When it comes time to buy that accessory for your computer, this would probably be a good time shoot me an email as in most cases I will be able to, if nothing else, point you in the right direction and in most cases, will be pointing you to the best product that money can buy. As well, in most cases, the best price. This may be something that I can get through my suppliers even, and save you more, not to mention the installation that goes with it. In many cases your "neighbors kid" may be the person that knows how to do the installation and not that I frown on this, other then that fact that I was not even aware of the potential disaster. Yes, I am referring to when things start to go wrong with that supposed 'simple accessory' you purchased that was supposed to just plug right in! Or in a most recent issue, a new (second) hard drive that was installed by 'a friend'. Problems seemed unapparent--for the first week or so, but then things started to go wrong, as in, the computer wouldn't boot! Now I get the call and find many issues, the simplest being the fact that they had spent too much for too little! Bottom line folks, is when you are in the market for "anything technically related" you should be turning to someone that is technically apt! Hello!
Yes, that would be me... someone (hopefully you call a friend), that can walk you through the steps easily and without the headaches of dealing with all the problems after things don't work the way they should have when you bought it!
The example I am referring to is with regards to that 'second hard drive' .. First of all, if your main drive is running out of room and with high speed Internet and any teenager in the house, there will be a good chance you are a likely candidate for the new 'larger' hard drive! Thing is, you could just purchase a second hard drive and install it yourself as a slave drive to the first one, but odds are, the first one is quite old and is probably a lot slower then the new one you just bought and since your operating system is on the old one, wouldn't it make sense to have it running "as fast as possible"? Yes, what I typically find is when it is time for a new hard drive because yours is getting full, it is best to just remove the old one for the newer, faster and much larger drive. At this point, if you really want to, you can partition the drive in to smaller sections therefore making it appear as though you have more then one hard drive. This can be useful, but I don't really recommend it, other then creating a 'backup partition' where I would be keeping the 'ghost image' of the main system drive. This becomes very useful for ongoing backups. Since windows (xp and vista) can handle very large drive partitions, it is best to actually keep your drive as large as possible. The old theory of placing important data on one drive and your 'movies and music', for example, on a second partition is probably not the best theory anymore. Not to mention the headache in having to remember drive letters and what happens when you do install that second hard drive, creating a nightmare in some cases, if a program like "drive mapper" is not run. This is pretty much the problems I was faced with when I began my diagnosis of this clients computer. In the end, I yanked the old drive, backed up the newer one and cloned the system drive to the newer drive and then restored the data that had already been installed to the new drive.

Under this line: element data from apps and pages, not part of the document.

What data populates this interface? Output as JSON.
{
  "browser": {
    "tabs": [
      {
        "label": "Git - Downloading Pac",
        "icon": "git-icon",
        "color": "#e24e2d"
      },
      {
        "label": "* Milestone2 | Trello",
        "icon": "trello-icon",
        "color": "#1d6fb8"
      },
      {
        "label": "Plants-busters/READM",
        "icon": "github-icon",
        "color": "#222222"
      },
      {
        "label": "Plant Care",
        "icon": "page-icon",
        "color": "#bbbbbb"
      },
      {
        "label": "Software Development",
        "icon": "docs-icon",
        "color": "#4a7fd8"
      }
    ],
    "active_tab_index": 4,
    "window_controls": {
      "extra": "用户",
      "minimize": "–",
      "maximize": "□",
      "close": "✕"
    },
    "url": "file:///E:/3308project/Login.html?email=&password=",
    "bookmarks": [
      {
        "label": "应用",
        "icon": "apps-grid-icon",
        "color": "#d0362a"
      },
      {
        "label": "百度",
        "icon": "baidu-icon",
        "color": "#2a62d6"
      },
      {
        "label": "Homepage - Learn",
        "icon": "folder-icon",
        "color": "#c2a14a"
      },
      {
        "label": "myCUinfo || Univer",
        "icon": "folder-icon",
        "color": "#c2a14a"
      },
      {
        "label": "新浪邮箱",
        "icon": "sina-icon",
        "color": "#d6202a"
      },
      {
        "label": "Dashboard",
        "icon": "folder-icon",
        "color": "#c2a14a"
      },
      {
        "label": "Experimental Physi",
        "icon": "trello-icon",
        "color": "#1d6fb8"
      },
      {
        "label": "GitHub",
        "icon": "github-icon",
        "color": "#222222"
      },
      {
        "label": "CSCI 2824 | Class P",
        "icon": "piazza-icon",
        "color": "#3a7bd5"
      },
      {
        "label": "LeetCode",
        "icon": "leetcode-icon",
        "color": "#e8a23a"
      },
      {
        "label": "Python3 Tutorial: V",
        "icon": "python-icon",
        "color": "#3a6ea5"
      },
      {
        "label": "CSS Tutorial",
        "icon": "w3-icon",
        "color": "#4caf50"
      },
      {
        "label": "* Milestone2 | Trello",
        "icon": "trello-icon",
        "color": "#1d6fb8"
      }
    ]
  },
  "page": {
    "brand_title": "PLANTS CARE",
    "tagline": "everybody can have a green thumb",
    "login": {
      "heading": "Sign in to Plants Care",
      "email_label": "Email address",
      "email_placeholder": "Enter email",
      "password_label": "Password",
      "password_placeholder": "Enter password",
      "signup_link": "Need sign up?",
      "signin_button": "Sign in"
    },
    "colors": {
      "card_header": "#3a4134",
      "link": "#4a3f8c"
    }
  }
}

To note, this entire job would not have been necessary if I had done the job in the first place, as well, the size of the hard drive that was installed could have been twice what was actually installed... but then sometimes I guess, you do get what you pay for! I just wish my ability to get my message across was more successful BEFORE you go out and buy these things.
All I can do at this point is ask you to please remember to ask me first... if for no other reason, I should be able to point you in the right direction and most likely will save you some money or get you a better product then what you would have ended up with! If you haven't been reading this blog regularly, please add it to your favorites (or better yet, subscribe to it--if you understand RSS). Yes, RSS is something that I have been trying to 'teach' my existing clients since 2004 but when dealing with ages 10-95 it sometimes seems the impossible task. As well, my TIPS page and SOFTWARE/SUPPORT page should be of some assistance if you haven't visited them lately for updates.